• The alphabet U had seen its entry into Latin only in the Middle Ages. So, the sword of Marcus Aurelius should have shone MARCVS AVRELIVS FECIT instead of MARCUS AURELIUS FECIT.
• Marcus Aurelius was not murdered by his son Commodus. Neither did he die on the stage, but a murderer had been responsible for the act.
• The title of General hadn’t been in use in France until the 16th century. Also, it didn’t exist in the Roman empire at the time of these events.
Nonetheless, in the film, you can see Russell Crowe image the role of a General.
• It is less than 150 years before the breed of the German Shepherds came into being.
Nevertheless, they were quite evident in the cinematic display of the war with the Germans.
• The command ‘Fire’ corresponds to the firing from guns, which was introduced from the Middle Ages in Europe. You can still feel the effect it brought in the movie.
#5 Gone with the wind
Do you realize that Thomas Edison invented the incandescent lamps in 1879? Now, the American Civil War lasted from 1861-1865, during which era the movie was based. Perhaps, the most factual mistake you can make a note of is the use of electric lights in the Atlanta streets.
#6 Pearl Harbour
From ancient times, including the war years and the Middle ages, stockings had formed the primary part of a woman’s wardrobe. It was considered quite inappropriate for them to refrain from wearing them. Howbeit, in the Pearl Harbour, you can see how the women ditched these clothing to show off their legs.
#7 Pride and prejudice
The Jane Austen scripted story has seen its set of errors with the main lead spotting Wellington boots during her walks and play. However, this kind of boots did not turn up before 50 years passed by since the book got published.
#8 Saving Private Ryan
If you are a bike lover, then you might have eyed all the amazing bikes that got publicized in this movie.

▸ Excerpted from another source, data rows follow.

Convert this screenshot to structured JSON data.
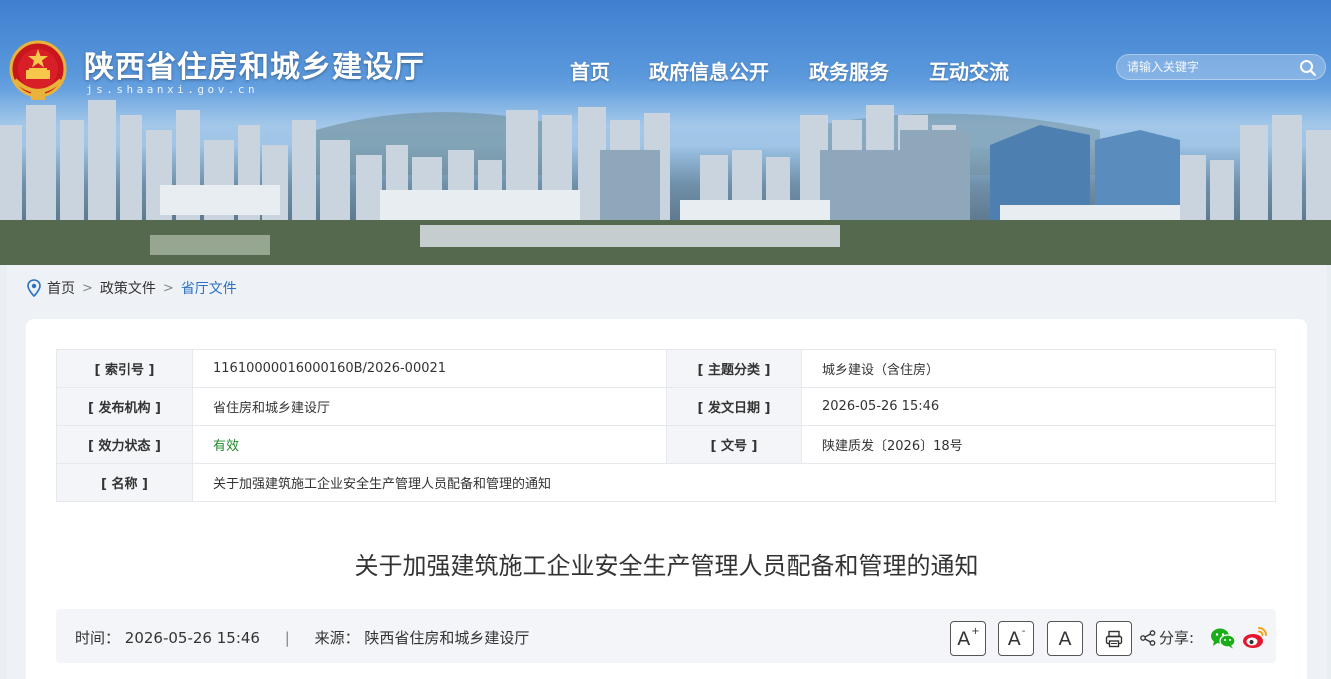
{
  "header": {
    "site_title": "陕西省住房和城乡建设厅",
    "site_domain": "js.shaanxi.gov.cn",
    "nav": [
      {
        "label": "首页"
      },
      {
        "label": "政府信息公开"
      },
      {
        "label": "政务服务"
      },
      {
        "label": "互动交流"
      }
    ],
    "search": {
      "placeholder": "请输入关键字",
      "icon": "search-icon"
    }
  },
  "breadcrumb": {
    "icon": "location-pin-icon",
    "items": [
      "首页",
      "政策文件",
      "省厅文件"
    ],
    "separator": ">"
  },
  "meta": {
    "index_no": {
      "label": "[ 索引号 ]",
      "value": "11610000016000160B/2026-00021"
    },
    "topic": {
      "label": "[ 主题分类 ]",
      "value": "城乡建设（含住房）"
    },
    "publisher": {
      "label": "[ 发布机构 ]",
      "value": "省住房和城乡建设厅"
    },
    "issue_date": {
      "label": "[ 发文日期 ]",
      "value": "2026-05-26 15:46"
    },
    "status": {
      "label": "[ 效力状态 ]",
      "value": "有效",
      "color": "#1f8a2b"
    },
    "doc_no": {
      "label": "[ 文号 ]",
      "value": "陕建质发〔2026〕18号"
    },
    "name": {
      "label": "[ 名称 ]",
      "value": "关于加强建筑施工企业安全生产管理人员配备和管理的通知"
    }
  },
  "article": {
    "title": "关于加强建筑施工企业安全生产管理人员配备和管理的通知"
  },
  "infobar": {
    "time_label": "时间：",
    "time_value": "2026-05-26 15:46",
    "divider": "|",
    "source_label": "来源：",
    "source_value": "陕西省住房和城乡建设厅",
    "font_buttons": {
      "larger": "A",
      "larger_sup": "+",
      "smaller": "A",
      "smaller_sup": "-",
      "reset": "A"
    },
    "share_label": "分享:",
    "icons": [
      "print-icon",
      "share-icon",
      "wechat-icon",
      "weibo-icon"
    ]
  },
  "colors": {
    "accent": "#2a72c1",
    "status_green": "#1f8a2b",
    "weibo_red": "#e6162d",
    "wechat_green": "#1aad19"
  }
}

Unfortunately, the famous war creation also depicts a howler, where Captain Miller shoots down his enemies in the war front. Based on the events of the Second World War, the motorbike to which Tom Hanks character was leaning to in the scene was not of German minds at all. It was introduced 20 years after the happenings in 1963. Besides, it was a Russian model, Ural M63.
The RMS Titanic sank in 1912. Six years later, the construction of the Wissota Hydroelectric Dam led to the formation of Lake Wissota along the Chippewa River. Now, you might be wondering where the connection between both is? Well, you might have watched the fifth highest-grossing film in Canada a dozen times. Do you remember the scene when the main character, Jack, speaks out to Rose for the first time? He mentions about his fishing experience in Lake Wissota in his native Wisconsin. So, did your hero blurt out a blooper?
Your historical epic contains many awkward bloopers of its own. A few of them are discussed below.
• The South American Llamas showed in the cinema as well as the metal spokes adhered to the umbrellas of Helena and Paris stand out as the most inaccurate facts.
• Even though coins didn’t exist at that epoch, your picture would have shown you dead people with their eyes covered by coins.
• According to history, Troy had been sieged not just for a few weeks, but for about ten long years.
• What belongs to a different epoch other than the shields and helmets of the warriors? It is none other than the Trireme ships which started off 600 years later rather than the date when Achaeans reached Troy.
• Troy did not see the end of Menelaus and Agamemnon. The former died a natural death in his ripe age, while Agamemnon’s wife was responsible for his murder on his return home.
Did you feel disappointed with these factual mistakes or did you go with the flow and enjoyed the rhythm of the creation? That is why it is said that you should always know the history before judging the face story. Another lesson that you can learn from this play of facts is that you shouldn’t believe everything you see with your eyes. Some things and people demand your insight.